> _EXERCISE REQUIREMENTS_: Among these records, tally each line with the word "content"; the answer is that number alone.

━━━━

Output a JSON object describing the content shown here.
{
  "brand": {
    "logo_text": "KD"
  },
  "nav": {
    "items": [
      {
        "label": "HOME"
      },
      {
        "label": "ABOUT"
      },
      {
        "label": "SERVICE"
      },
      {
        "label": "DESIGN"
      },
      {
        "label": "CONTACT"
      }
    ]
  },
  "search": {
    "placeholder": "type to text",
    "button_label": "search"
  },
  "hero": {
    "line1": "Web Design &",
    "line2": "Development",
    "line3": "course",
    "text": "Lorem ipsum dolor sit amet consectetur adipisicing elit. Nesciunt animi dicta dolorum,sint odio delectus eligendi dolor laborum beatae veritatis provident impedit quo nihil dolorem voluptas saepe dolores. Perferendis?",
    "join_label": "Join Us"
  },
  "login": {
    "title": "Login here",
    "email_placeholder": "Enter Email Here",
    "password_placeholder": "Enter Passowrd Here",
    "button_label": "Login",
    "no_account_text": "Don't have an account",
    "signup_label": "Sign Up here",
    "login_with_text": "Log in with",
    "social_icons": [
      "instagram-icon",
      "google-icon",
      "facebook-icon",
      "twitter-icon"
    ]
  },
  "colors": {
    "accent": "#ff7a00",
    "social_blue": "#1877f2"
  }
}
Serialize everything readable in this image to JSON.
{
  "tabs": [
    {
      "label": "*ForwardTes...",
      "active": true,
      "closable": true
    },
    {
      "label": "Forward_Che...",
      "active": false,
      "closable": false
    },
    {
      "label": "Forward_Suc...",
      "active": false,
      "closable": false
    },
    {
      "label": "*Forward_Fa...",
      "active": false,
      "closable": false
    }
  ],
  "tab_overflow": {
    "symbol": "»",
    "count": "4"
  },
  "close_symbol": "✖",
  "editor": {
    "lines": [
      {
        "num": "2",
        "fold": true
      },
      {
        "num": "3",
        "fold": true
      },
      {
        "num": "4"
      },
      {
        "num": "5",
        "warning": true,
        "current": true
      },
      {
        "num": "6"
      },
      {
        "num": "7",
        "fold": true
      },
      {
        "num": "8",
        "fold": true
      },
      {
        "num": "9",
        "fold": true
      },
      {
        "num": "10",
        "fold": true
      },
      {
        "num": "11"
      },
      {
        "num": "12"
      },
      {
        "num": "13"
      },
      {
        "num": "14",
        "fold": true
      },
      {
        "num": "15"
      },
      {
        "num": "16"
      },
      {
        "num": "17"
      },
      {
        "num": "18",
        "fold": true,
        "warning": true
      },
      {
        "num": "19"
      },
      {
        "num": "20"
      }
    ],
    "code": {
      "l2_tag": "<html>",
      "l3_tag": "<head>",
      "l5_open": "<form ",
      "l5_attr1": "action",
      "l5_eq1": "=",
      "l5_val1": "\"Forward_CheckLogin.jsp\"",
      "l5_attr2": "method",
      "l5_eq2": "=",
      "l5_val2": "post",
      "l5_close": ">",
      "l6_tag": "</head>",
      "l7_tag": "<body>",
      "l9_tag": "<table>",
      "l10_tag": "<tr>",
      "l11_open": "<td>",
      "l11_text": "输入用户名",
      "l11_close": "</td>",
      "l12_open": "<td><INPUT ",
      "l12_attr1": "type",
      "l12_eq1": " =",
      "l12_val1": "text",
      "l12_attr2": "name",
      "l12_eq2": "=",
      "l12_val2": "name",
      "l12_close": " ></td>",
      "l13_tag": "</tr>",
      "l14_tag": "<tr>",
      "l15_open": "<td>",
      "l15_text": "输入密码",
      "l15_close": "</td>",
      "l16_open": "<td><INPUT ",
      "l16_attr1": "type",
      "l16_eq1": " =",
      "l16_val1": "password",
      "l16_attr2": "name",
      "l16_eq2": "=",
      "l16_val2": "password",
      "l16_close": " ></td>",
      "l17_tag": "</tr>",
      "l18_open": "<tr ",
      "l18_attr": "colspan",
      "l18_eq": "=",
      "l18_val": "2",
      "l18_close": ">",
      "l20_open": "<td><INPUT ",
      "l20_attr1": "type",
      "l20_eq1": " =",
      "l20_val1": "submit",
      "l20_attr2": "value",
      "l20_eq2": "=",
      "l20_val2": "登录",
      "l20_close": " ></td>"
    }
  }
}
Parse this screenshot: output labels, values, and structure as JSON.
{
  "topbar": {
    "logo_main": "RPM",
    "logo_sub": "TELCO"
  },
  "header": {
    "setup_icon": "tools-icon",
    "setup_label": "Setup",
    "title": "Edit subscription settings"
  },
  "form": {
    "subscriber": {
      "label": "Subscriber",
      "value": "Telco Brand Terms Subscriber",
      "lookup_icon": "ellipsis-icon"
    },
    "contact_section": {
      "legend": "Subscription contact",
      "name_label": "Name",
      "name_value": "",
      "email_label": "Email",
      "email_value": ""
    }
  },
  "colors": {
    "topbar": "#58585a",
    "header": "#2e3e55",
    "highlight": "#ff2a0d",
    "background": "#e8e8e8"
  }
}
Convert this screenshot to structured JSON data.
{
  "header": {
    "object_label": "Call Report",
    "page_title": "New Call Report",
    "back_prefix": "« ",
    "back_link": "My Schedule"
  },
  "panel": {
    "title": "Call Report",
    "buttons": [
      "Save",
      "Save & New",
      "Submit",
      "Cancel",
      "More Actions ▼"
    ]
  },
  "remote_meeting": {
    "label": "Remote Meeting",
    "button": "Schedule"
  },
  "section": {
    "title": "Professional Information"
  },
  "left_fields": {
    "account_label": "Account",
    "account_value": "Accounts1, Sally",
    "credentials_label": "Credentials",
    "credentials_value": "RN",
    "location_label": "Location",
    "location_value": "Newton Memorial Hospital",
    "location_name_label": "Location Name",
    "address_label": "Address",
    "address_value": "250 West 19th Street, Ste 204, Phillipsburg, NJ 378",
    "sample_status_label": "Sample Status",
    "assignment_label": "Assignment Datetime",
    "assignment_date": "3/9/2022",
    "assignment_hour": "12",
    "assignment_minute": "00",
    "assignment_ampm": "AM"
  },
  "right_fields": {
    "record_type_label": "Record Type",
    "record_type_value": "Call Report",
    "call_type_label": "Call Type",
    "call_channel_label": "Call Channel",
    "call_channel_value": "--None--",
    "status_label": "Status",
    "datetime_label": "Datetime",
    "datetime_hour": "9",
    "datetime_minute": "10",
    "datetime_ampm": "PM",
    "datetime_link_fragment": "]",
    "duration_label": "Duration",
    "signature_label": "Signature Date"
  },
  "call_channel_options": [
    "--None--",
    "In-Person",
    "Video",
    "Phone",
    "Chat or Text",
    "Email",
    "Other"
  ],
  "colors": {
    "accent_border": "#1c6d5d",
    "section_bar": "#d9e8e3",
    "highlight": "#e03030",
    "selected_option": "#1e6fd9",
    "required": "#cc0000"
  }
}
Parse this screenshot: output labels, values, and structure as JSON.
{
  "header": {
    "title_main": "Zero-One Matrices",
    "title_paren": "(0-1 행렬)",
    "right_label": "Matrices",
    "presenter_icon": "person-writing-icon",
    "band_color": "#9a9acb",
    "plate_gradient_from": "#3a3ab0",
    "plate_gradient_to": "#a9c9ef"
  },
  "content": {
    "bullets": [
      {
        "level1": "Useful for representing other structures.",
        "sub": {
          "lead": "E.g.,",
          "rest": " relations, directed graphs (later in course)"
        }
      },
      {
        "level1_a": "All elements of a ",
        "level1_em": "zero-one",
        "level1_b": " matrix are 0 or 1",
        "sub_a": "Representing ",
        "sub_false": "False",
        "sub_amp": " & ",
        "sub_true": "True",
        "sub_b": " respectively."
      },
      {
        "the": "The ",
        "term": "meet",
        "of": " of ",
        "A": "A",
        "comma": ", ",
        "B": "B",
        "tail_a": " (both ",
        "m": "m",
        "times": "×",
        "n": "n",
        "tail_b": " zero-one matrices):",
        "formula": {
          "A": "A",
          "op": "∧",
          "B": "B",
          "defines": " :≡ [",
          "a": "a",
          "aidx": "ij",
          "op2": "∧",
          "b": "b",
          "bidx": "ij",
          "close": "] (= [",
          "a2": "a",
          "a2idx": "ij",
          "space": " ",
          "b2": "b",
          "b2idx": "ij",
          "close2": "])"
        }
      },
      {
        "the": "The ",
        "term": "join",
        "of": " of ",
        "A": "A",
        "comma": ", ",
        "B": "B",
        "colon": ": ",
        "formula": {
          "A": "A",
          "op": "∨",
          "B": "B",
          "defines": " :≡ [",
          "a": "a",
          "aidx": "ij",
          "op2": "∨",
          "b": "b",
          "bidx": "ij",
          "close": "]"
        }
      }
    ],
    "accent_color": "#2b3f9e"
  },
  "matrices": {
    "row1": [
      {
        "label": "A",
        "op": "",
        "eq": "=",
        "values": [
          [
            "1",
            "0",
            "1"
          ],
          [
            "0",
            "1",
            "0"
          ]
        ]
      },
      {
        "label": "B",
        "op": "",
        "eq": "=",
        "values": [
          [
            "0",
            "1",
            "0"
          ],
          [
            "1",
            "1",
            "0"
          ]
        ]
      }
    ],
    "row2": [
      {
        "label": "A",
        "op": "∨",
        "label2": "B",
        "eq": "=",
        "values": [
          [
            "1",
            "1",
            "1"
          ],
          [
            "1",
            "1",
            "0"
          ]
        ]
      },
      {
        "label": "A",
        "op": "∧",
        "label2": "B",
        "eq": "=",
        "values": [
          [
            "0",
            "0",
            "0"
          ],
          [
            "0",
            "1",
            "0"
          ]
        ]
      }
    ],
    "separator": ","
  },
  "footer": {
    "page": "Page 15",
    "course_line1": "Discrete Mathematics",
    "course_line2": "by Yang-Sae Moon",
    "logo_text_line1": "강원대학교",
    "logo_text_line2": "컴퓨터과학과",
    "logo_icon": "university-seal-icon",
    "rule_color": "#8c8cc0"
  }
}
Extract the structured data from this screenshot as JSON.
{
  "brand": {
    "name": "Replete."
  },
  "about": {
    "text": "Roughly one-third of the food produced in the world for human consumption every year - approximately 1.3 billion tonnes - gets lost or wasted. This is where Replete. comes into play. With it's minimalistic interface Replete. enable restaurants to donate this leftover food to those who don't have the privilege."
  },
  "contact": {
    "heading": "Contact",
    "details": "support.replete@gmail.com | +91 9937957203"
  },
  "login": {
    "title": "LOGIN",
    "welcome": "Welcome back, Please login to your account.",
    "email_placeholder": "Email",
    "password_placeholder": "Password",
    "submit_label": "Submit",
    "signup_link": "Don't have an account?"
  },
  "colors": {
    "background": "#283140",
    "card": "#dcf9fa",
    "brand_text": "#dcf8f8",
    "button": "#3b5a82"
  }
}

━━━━

> _REPLY_: 2